_Problem_: Please report the number of lines in the entries below that contain "label", with nothing added.

_Provided records_:

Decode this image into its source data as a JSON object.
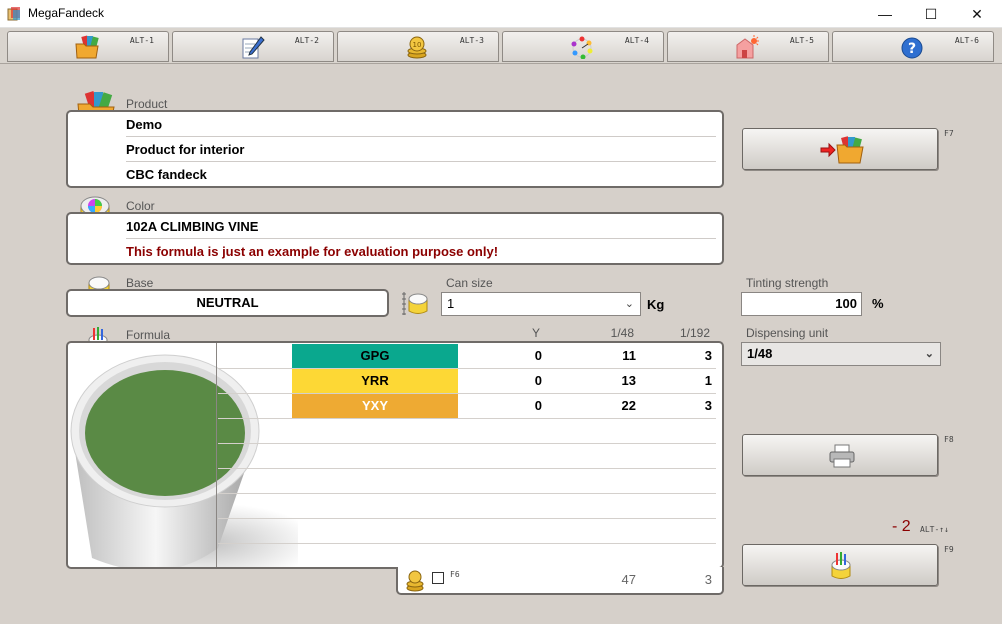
{
  "window": {
    "title": "MegaFandeck",
    "minimize": "—",
    "maximize": "☐",
    "close": "✕"
  },
  "tabs": [
    {
      "icon": "folder-cards-icon",
      "key": "ALT-1"
    },
    {
      "icon": "pen-paper-icon",
      "key": "ALT-2"
    },
    {
      "icon": "coins-icon",
      "key": "ALT-3"
    },
    {
      "icon": "color-wheel-icon",
      "key": "ALT-4"
    },
    {
      "icon": "house-sun-icon",
      "key": "ALT-5"
    },
    {
      "icon": "help-icon",
      "key": "ALT-6"
    }
  ],
  "product": {
    "label": "Product",
    "lines": [
      "Demo",
      "Product for interior",
      "CBC fandeck"
    ]
  },
  "color": {
    "label": "Color",
    "name": "102A CLIMBING VINE",
    "note": "This formula is just an example for evaluation purpose only!"
  },
  "base": {
    "label": "Base",
    "value": "NEUTRAL"
  },
  "can_size": {
    "label": "Can size",
    "value": "1",
    "unit": "Kg"
  },
  "tinting": {
    "label": "Tinting strength",
    "value": "100",
    "unit": "%"
  },
  "dispensing": {
    "label": "Dispensing unit",
    "value": "1/48"
  },
  "formula": {
    "label": "Formula",
    "headers": [
      "Y",
      "1/48",
      "1/192"
    ],
    "rows": [
      {
        "name": "GPG",
        "y": "0",
        "c48": "11",
        "c192": "3",
        "color": "#0aa88e",
        "text": "#000000"
      },
      {
        "name": "YRR",
        "y": "0",
        "c48": "13",
        "c192": "1",
        "color": "#fdd835",
        "text": "#000000"
      },
      {
        "name": "YXY",
        "y": "0",
        "c48": "22",
        "c192": "3",
        "color": "#eeaa33",
        "text": "#ffffff"
      }
    ],
    "footer_key": "F6",
    "total_48": "47",
    "total_192": "3"
  },
  "buttons": {
    "open_key": "F7",
    "print_key": "F8",
    "dispense_key": "F9"
  },
  "counter": {
    "value": "- 2",
    "key": "ALT-↑↓"
  },
  "colors": {
    "paint": "#5a8a45",
    "accent_red": "#8b0000"
  }
}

_Reply to the task_: 7